“Breathing in I calm my body. Breathing out I smile. Dwelling in the present moment, I know this is a wonderful moment”
What’s good to know is that even a single session of mindfulness meditation following an hour of instruction can reduce anxiety symptoms, while a brief intervention of mindfulness practice for 25 minutes over three days has been shown to alleviate psychological stress and enhance coping mechanisms. Other research has revealed mindfulness exerts its effect by lowering hormonal and inflammatory biomarkers of stress.
Harvard is currently running a research program examining how mindfulness meditation exerts its effect on depression using fMRI. The video below explains this a little more.

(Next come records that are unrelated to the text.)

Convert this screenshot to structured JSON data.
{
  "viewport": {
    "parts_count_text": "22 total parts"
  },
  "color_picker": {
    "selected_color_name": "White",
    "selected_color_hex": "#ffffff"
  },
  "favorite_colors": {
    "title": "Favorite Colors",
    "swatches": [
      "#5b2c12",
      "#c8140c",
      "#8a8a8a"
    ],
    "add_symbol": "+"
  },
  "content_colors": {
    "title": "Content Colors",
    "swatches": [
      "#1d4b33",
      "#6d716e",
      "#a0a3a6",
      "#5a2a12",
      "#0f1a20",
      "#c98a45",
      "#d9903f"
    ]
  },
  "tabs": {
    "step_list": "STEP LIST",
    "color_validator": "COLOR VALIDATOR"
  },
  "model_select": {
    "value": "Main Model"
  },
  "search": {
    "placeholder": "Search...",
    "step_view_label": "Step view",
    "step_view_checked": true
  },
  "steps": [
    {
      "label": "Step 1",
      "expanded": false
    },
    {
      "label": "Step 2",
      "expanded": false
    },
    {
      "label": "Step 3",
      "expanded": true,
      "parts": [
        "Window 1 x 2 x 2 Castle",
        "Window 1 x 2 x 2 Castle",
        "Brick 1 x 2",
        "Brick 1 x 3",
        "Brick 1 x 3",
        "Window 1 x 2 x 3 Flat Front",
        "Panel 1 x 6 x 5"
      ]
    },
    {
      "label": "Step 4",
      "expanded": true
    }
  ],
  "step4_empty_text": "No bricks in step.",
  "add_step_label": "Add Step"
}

In addition, several metanalyses of the available research agree mindfulness is a useful strategy to substantially reduce symptoms of anxiety and comorbid depression.
What’s important is to determine what works for you.

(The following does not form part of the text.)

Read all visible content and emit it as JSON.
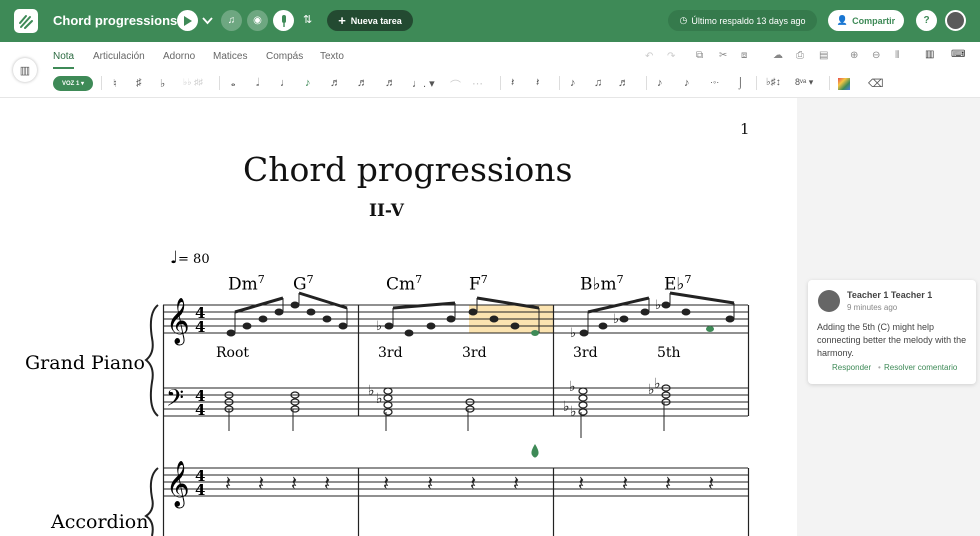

Mindfulness is a far more useful technique for stress management than adopting risky behaviours such as excessive caffeine (who me?), alcohol or smoking.
If mindfulness is new to you, the best way to start is to attend a course run by an accredited mindfulness teacher. It’s not difficult to learn the technique and it’s nothing to do with emptying your mind or relaxing. It is a learned skill that helps you separate your emotions from your thoughts so you can see them for what they are and make the most appropriate response choice.
The challenge lies in making it a daily habit, ideally 10-20 minutes twice a day, but if that seems too hard, even five minutes has been shown to provide a cognitive benefit and there are a multitude of apps that can be used as a simple reminder to facilitate your new practice.
If stress, anxiety or depression is affecting your health, work or relationships have you tried mindfulness meditation?
How can you practice greater mindfulness across your day to notice more of what’s happening around you, to build greater self- awareness of when your body or mind is in trouble?
Does your workplace provide mindfulness mediation as part of its health and wellbeing program?
I’d love to hear your thoughts and experiences.